Speke, Burton, Grant, Baker, Livingstone, and Stanley are all gone ; I wish it could be arranged to make a joint and interesting memorial-of our great African explorers in the plot where Speke's obelisk now stands in neglected solitariness. It would iot require more than two or three extra yards on either side, parallel to the Grand Walk, and the same in depth, to give room for this, and to allow of the growth of a few hardy plants suggestive of tropical vegetation, with pathways between them. England has done so very much for African geography that she ought to bring the fact home to the national conscience. When Burton died, and again when Stanley died, I made the suggestion that a memorial should be erected by the side of that of Speke, or that appropriate inscriptions should be added, but I heard on good authority that it would be most distasteful to the representatives of both Speke and Grant to do so. Many long years have since passed, and it may be hoped that hard feelings will soften in time and permit what many like myself would consider a laudable and pious act.

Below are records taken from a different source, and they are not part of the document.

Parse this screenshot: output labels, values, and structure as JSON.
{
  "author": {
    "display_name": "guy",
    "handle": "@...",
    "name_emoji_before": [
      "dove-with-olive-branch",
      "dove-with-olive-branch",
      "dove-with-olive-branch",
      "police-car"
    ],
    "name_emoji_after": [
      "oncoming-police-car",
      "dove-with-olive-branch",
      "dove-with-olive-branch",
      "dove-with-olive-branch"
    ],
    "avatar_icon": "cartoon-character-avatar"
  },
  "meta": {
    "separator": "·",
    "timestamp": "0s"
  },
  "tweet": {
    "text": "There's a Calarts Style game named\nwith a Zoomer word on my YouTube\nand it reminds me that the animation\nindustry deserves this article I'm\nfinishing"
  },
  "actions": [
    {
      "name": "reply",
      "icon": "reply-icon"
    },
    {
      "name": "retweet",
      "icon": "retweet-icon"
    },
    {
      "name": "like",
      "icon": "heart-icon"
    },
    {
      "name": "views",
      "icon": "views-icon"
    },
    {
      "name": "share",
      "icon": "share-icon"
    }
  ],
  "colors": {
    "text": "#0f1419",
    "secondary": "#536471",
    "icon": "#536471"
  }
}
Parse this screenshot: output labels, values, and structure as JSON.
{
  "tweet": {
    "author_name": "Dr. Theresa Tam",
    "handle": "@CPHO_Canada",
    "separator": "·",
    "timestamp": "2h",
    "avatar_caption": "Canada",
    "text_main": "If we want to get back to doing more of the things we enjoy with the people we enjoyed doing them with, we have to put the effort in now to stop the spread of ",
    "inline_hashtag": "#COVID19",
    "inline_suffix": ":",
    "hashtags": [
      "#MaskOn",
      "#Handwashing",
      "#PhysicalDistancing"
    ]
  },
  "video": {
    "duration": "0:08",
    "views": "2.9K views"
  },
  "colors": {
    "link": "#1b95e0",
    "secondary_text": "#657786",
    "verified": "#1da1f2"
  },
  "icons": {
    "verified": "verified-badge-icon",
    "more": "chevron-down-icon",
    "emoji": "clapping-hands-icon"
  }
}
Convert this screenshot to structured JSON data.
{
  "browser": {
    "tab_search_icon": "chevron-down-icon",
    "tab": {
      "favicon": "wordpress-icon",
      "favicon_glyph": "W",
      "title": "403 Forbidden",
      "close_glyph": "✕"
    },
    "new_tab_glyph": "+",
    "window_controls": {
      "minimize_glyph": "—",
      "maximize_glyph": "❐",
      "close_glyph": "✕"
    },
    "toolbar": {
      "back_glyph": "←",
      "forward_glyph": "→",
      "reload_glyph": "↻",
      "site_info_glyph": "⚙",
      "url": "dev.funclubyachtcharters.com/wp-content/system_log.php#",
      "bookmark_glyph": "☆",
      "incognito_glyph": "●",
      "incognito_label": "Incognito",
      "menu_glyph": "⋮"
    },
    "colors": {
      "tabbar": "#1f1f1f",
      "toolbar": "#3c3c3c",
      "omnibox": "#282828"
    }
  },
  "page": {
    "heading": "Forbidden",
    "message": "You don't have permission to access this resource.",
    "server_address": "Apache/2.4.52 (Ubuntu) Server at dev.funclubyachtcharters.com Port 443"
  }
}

I have mentioned the names of Livingstone and Stanley, and here again I have something to say.